Work instruction
Reproduce the following entries exactly, leaving nothing out.

[Given information — start]

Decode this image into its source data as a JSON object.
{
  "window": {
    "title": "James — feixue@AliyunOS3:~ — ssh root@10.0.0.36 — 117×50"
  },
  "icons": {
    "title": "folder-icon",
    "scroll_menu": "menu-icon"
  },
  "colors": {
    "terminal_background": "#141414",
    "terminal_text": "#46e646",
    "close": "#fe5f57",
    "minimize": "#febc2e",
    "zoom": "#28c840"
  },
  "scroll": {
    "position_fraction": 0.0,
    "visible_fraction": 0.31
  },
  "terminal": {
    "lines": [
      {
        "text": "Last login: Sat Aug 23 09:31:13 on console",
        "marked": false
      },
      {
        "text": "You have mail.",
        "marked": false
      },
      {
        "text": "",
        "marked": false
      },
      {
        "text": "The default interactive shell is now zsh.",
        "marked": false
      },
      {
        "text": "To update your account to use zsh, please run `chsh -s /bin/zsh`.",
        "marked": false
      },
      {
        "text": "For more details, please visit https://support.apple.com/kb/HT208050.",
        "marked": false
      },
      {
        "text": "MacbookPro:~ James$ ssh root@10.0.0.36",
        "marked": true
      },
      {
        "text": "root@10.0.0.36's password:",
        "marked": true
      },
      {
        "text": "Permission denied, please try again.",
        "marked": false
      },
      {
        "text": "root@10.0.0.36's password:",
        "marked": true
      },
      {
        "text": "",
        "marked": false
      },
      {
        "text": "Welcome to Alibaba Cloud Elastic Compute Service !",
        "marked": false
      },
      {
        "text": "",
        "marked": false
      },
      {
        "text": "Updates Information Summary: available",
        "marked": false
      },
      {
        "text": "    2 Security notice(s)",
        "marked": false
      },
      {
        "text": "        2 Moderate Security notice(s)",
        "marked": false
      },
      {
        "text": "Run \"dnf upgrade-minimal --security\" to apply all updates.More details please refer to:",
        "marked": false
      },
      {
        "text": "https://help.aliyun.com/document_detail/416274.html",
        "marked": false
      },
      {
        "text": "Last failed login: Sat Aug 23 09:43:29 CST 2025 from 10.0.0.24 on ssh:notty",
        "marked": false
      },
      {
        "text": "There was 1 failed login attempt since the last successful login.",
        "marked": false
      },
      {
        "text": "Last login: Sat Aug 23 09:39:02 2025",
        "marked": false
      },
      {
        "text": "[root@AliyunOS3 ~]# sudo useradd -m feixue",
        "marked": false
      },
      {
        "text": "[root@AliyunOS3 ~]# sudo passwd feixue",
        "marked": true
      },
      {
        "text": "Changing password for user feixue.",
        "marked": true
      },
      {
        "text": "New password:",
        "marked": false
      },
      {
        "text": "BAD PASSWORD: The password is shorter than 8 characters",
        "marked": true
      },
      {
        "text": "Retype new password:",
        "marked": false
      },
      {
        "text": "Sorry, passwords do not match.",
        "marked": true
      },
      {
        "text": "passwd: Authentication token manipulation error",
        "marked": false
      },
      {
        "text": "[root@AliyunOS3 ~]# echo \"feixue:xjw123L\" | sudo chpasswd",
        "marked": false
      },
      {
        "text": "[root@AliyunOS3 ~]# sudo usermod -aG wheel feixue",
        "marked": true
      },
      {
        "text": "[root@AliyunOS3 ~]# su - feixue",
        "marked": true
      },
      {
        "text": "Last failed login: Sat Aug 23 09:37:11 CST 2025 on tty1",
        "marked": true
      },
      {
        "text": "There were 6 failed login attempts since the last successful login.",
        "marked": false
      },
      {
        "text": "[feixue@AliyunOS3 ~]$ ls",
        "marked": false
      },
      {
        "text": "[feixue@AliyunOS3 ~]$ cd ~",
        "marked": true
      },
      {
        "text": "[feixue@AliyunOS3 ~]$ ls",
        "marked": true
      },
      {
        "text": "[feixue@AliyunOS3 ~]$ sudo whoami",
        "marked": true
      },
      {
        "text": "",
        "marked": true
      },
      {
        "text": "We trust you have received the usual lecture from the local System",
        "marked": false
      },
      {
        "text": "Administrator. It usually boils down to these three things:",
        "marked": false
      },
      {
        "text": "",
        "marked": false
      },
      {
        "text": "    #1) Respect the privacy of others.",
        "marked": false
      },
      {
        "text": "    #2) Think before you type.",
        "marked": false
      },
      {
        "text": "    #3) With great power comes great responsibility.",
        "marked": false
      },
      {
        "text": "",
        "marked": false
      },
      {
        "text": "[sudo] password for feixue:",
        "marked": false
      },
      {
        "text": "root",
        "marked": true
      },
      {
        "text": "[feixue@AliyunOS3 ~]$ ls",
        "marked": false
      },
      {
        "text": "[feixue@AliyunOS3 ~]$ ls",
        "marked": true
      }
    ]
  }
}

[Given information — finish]

Your response
Decode this image into its source data as a JSON object.
{
  "window": {
    "title": "James — feixue@AliyunOS3:~ — ssh root@10.0.0.36 — 117×50"
  },
  "icons": {
    "title": "folder-icon",
    "scroll_menu": "menu-icon"
  },
  "colors": {
    "terminal_background": "#141414",
    "terminal_text": "#46e646",
    "close": "#fe5f57",
    "minimize": "#febc2e",
    "zoom": "#28c840"
  },
  "scroll": {
    "position_fraction": 0.0,
    "visible_fraction": 0.31
  },
  "terminal": {
    "lines": [
      {
        "text": "Last login: Sat Aug 23 09:31:13 on console",
        "marked": false
      },
      {
        "text": "You have mail.",
        "marked": false
      },
      {
        "text": "",
        "marked": false
      },
      {
        "text": "The default interactive shell is now zsh.",
        "marked": false
      },
      {
        "text": "To update your account to use zsh, please run `chsh -s /bin/zsh`.",
        "marked": false
      },
      {
        "text": "For more details, please visit https://support.apple.com/kb/HT208050.",
        "marked": false
      },
      {
        "text": "MacbookPro:~ James$ ssh root@10.0.0.36",
        "marked": true
      },
      {
        "text": "root@10.0.0.36's password:",
        "marked": true
      },
      {
        "text": "Permission denied, please try again.",
        "marked": false
      },
      {
        "text": "root@10.0.0.36's password:",
        "marked": true
      },
      {
        "text": "",
        "marked": false
      },
      {
        "text": "Welcome to Alibaba Cloud Elastic Compute Service !",
        "marked": false
      },
      {
        "text": "",
        "marked": false
      },
      {
        "text": "Updates Information Summary: available",
        "marked": false
      },
      {
        "text": "    2 Security notice(s)",
        "marked": false
      },
      {
        "text": "        2 Moderate Security notice(s)",
        "marked": false
      },
      {
        "text": "Run \"dnf upgrade-minimal --security\" to apply all updates.More details please refer to:",
        "marked": false
      },
      {
        "text": "https://help.aliyun.com/document_detail/416274.html",
        "marked": false
      },
      {
        "text": "Last failed login: Sat Aug 23 09:43:29 CST 2025 from 10.0.0.24 on ssh:notty",
        "marked": false
      },
      {
        "text": "There was 1 failed login attempt since the last successful login.",
        "marked": false
      },
      {
        "text": "Last login: Sat Aug 23 09:39:02 2025",
        "marked": false
      },
      {
        "text": "[root@AliyunOS3 ~]# sudo useradd -m feixue",
        "marked": false
      },
      {
        "text": "[root@AliyunOS3 ~]# sudo passwd feixue",
        "marked": true
      },
      {
        "text": "Changing password for user feixue.",
        "marked": true
      },
      {
        "text": "New password:",
        "marked": false
      },
      {
        "text": "BAD PASSWORD: The password is shorter than 8 characters",
        "marked": true
      },
      {
        "text": "Retype new password:",
        "marked": false
      },
      {
        "text": "Sorry, passwords do not match.",
        "marked": true
      },
      {
        "text": "passwd: Authentication token manipulation error",
        "marked": false
      },
      {
        "text": "[root@AliyunOS3 ~]# echo \"feixue:xjw123L\" | sudo chpasswd",
        "marked": false
      },
      {
        "text": "[root@AliyunOS3 ~]# sudo usermod -aG wheel feixue",
        "marked": true
      },
      {
        "text": "[root@AliyunOS3 ~]# su - feixue",
        "marked": true
      },
      {
        "text": "Last failed login: Sat Aug 23 09:37:11 CST 2025 on tty1",
        "marked": true
      },
      {
        "text": "There were 6 failed login attempts since the last successful login.",
        "marked": false
      },
      {
        "text": "[feixue@AliyunOS3 ~]$ ls",
        "marked": false
      },
      {
        "text": "[feixue@AliyunOS3 ~]$ cd ~",
        "marked": true
      },
      {
        "text": "[feixue@AliyunOS3 ~]$ ls",
        "marked": true
      },
      {
        "text": "[feixue@AliyunOS3 ~]$ sudo whoami",
        "marked": true
      },
      {
        "text": "",
        "marked": true
      },
      {
        "text": "We trust you have received the usual lecture from the local System",
        "marked": false
      },
      {
        "text": "Administrator. It usually boils down to these three things:",
        "marked": false
      },
      {
        "text": "",
        "marked": false
      },
      {
        "text": "    #1) Respect the privacy of others.",
        "marked": false
      },
      {
        "text": "    #2) Think before you type.",
        "marked": false
      },
      {
        "text": "    #3) With great power comes great responsibility.",
        "marked": false
      },
      {
        "text": "",
        "marked": false
      },
      {
        "text": "[sudo] password for feixue:",
        "marked": false
      },
      {
        "text": "root",
        "marked": true
      },
      {
        "text": "[feixue@AliyunOS3 ~]$ ls",
        "marked": false
      },
      {
        "text": "[feixue@AliyunOS3 ~]$ ls",
        "marked": true
      }
    ]
  }
}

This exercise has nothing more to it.